===== Records provided =====

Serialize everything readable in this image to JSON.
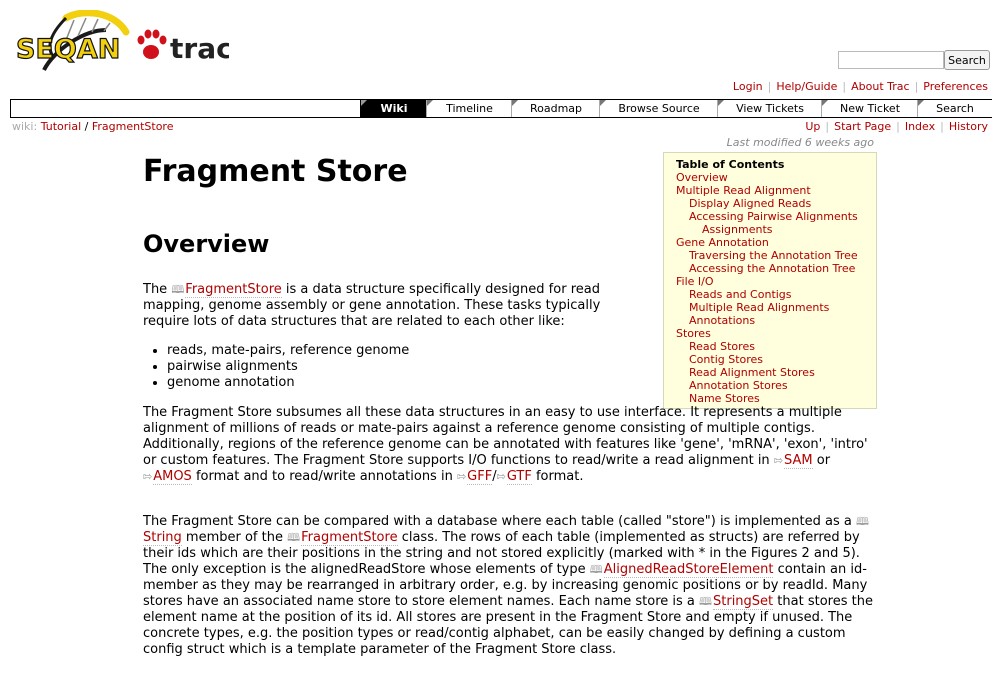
{
  "header": {
    "logo_seqan": "SEQAN",
    "logo_trac": "trac",
    "search_button": "Search",
    "metanav": [
      "Login",
      "Help/Guide",
      "About Trac",
      "Preferences"
    ]
  },
  "mainnav": [
    "Wiki",
    "Timeline",
    "Roadmap",
    "Browse Source",
    "View Tickets",
    "New Ticket",
    "Search"
  ],
  "breadcrumb": {
    "prefix": "wiki:",
    "part1": "Tutorial",
    "separator": "/",
    "part2": "FragmentStore"
  },
  "ctxnav": [
    "Up",
    "Start Page",
    "Index",
    "History"
  ],
  "last_modified": "Last modified 6 weeks ago",
  "toc": {
    "title": "Table of Contents",
    "items": [
      {
        "label": "Overview",
        "level": 1
      },
      {
        "label": "Multiple Read Alignment",
        "level": 1
      },
      {
        "label": "Display Aligned Reads",
        "level": 2
      },
      {
        "label": "Accessing Pairwise Alignments",
        "level": 2
      },
      {
        "label": "Assignments",
        "level": 3
      },
      {
        "label": "Gene Annotation",
        "level": 1
      },
      {
        "label": "Traversing the Annotation Tree",
        "level": 2
      },
      {
        "label": "Accessing the Annotation Tree",
        "level": 2
      },
      {
        "label": "File I/O",
        "level": 1
      },
      {
        "label": "Reads and Contigs",
        "level": 2
      },
      {
        "label": "Multiple Read Alignments",
        "level": 2
      },
      {
        "label": "Annotations",
        "level": 2
      },
      {
        "label": "Stores",
        "level": 1
      },
      {
        "label": "Read Stores",
        "level": 2
      },
      {
        "label": "Contig Stores",
        "level": 2
      },
      {
        "label": "Read Alignment Stores",
        "level": 2
      },
      {
        "label": "Annotation Stores",
        "level": 2
      },
      {
        "label": "Name Stores",
        "level": 2
      }
    ]
  },
  "content": {
    "title": "Fragment Store",
    "section_overview": "Overview",
    "p1": {
      "a": "The ",
      "link": "FragmentStore",
      "b": " is a data structure specifically designed for read mapping, genome assembly or gene annotation. These tasks typically require lots of data structures that are related to each other like:"
    },
    "bullets": [
      "reads, mate-pairs, reference genome",
      "pairwise alignments",
      "genome annotation"
    ],
    "p2": {
      "a": "The Fragment Store subsumes all these data structures in an easy to use interface. It represents a multiple alignment of millions of reads or mate-pairs against a reference genome consisting of multiple contigs. Additionally, regions of the reference genome can be annotated with features like 'gene', 'mRNA', 'exon', 'intro' or custom features. The Fragment Store supports I/O functions to read/write a read alignment in ",
      "sam": "SAM",
      "b": " or ",
      "amos": "AMOS",
      "c": " format and to read/write annotations in ",
      "gff": "GFF",
      "slash": "/",
      "gtf": "GTF",
      "d": " format."
    },
    "p3": {
      "a": "The Fragment Store can be compared with a database where each table (called \"store\") is implemented as a ",
      "string": "String",
      "b": " member of the ",
      "fragmentstore": "FragmentStore",
      "c": " class. The rows of each table (implemented as structs) are referred by their ids which are their positions in the string and not stored explicitly (marked with * in the Figures 2 and 5). The only exception is the alignedReadStore whose elements of type ",
      "element": "AlignedReadStoreElement",
      "d": " contain an id-member as they may be rearranged in arbitrary order, e.g. by increasing genomic positions or by readId. Many stores have an associated name store to store element names. Each name store is a ",
      "stringset": "StringSet",
      "e": " that stores the element name at the position of its id. All stores are present in the Fragment Store and empty if unused. The concrete types, e.g. the position types or read/contig alphabet, can be easily changed by defining a custom config struct which is a template parameter of the Fragment Store class."
    }
  },
  "colors": {
    "link": "#b00000",
    "toc_bg": "#ffffdd",
    "logo_yellow": "#f2d00f"
  }
}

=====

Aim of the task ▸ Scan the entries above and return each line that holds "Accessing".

Solution to the exercise ▸
        "label": "Accessing Pairwise Alignments",
        "label": "Accessing the Annotation Tree",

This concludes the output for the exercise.